A new generation of scientists
Student wins first UF award at North Florida science fair
By Matt Galnor
Madeline M. Joseph, M.D., has always had a thing for science fairs.
Joseph, an associate professor of emergency medicine at the UF College of Medicine-Jacksonville, is a longtime judge for the Northeast Florida Regional Science and Engineering Fair.
She’d step back from the judges’ table only when her children were competing, but would still volunteer during the event and pitch in where needed.
Last summer, Joseph judged an international science fair in Los Angeles and saw the top prize of $75,000 go to a team of students working on a health and medicine project.
Knowing that the health and medicine category isn’t among the most popular in Northeast Florida, Joseph went to senior leaders to try to get UF College of Medicine-Jacksonville involved.
The college jumped on board and this year sponsored the Best Project in Health and Medicine Award and gave a cash prize to the winner.
“I think it sends a strong message to the community that we are supportive of research in medicine and we want to help those projects succeed,” Joseph said.
Mohan Ravi, a junior at Stanton College Preparatory High School, won the inaugural UF award for a project that tested whether increasing a specific protein would be beneficial in treating multiple sclerosis.

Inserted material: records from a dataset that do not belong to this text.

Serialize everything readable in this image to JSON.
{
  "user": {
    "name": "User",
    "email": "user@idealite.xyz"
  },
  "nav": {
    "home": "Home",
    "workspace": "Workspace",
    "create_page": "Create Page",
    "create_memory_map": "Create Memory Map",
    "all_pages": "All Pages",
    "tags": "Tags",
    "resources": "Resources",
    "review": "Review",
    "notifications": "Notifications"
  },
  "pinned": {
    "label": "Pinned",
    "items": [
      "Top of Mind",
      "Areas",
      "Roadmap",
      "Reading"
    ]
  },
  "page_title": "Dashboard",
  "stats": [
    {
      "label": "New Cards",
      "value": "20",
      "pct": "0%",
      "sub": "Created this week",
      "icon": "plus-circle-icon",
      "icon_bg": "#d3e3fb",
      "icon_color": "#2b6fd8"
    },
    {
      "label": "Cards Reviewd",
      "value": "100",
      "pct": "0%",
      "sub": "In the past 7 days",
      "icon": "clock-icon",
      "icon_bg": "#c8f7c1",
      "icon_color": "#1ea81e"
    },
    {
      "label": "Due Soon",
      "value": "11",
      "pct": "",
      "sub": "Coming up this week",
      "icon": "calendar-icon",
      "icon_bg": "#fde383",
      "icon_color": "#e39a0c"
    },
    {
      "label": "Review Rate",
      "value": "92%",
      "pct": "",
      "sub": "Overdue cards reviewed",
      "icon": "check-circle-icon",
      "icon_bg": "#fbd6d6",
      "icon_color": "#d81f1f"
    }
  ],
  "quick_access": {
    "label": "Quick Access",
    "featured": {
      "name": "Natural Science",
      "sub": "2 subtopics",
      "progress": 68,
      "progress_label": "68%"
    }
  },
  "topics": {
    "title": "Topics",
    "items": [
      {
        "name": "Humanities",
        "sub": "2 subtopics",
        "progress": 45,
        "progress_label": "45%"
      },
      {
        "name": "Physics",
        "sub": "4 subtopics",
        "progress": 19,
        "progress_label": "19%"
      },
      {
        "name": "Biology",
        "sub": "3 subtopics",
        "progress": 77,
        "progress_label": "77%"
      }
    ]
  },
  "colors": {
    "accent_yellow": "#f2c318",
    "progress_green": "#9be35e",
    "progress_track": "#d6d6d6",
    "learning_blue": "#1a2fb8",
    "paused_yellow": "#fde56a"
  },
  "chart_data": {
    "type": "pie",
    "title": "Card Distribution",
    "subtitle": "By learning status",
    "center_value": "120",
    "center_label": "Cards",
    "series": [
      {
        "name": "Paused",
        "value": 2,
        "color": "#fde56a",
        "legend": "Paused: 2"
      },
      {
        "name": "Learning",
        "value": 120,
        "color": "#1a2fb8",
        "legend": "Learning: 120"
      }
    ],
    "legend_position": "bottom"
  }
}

The experiment was done using fish tissue. Ravi also had been working on various projects at the UF Center for Simulation Education and Safety Research.
Ravi volunteers at a nursing home and, after seeing so many patients with MS, he chose to direct his research toward that disease.
Ravi said he’s grateful for the opportunity to ask questions of UF faculty and the support he’s received at the simulation center. Ravi, 16, hopes to patent the treatment he’s working on and said the UF honor helps show him he’s moving in the right direction.
“For me, having a medical school look at this as a viable option means a lot to me,” Ravi said. “I think a lot of students will be more involved with UF itself because of this award.”
Joseph said she thinks having the UF name attached to the health and medicine award will increase the number of participants in that category. This year there were nine. In coming years, she’s hoping to expand UF’s role — and bring her colleagues out to join the panel of judges.
More than 400 students compete in the regional fair every year. To get there, they have to advance from the competition in their own school, Joseph said.
The science and engineering fair is open to all students in the sixth to 12th grades in Duval and Nassau counties. This year, 25 schools — both public and private — sent students to the regional competition.
Students with medical projects, including Ravi, were on campus this month to present their findings.
“You would be amazed at the level of these projects from high school students,” Joseph said. “These are the students that are likely to go on to a career in medicine and, as the UF College of Medicine, it is important that we support them.”
Ravi is already researching medical schools, weighing their specialties, teaching practices and other attributes. His top choice right now? UF.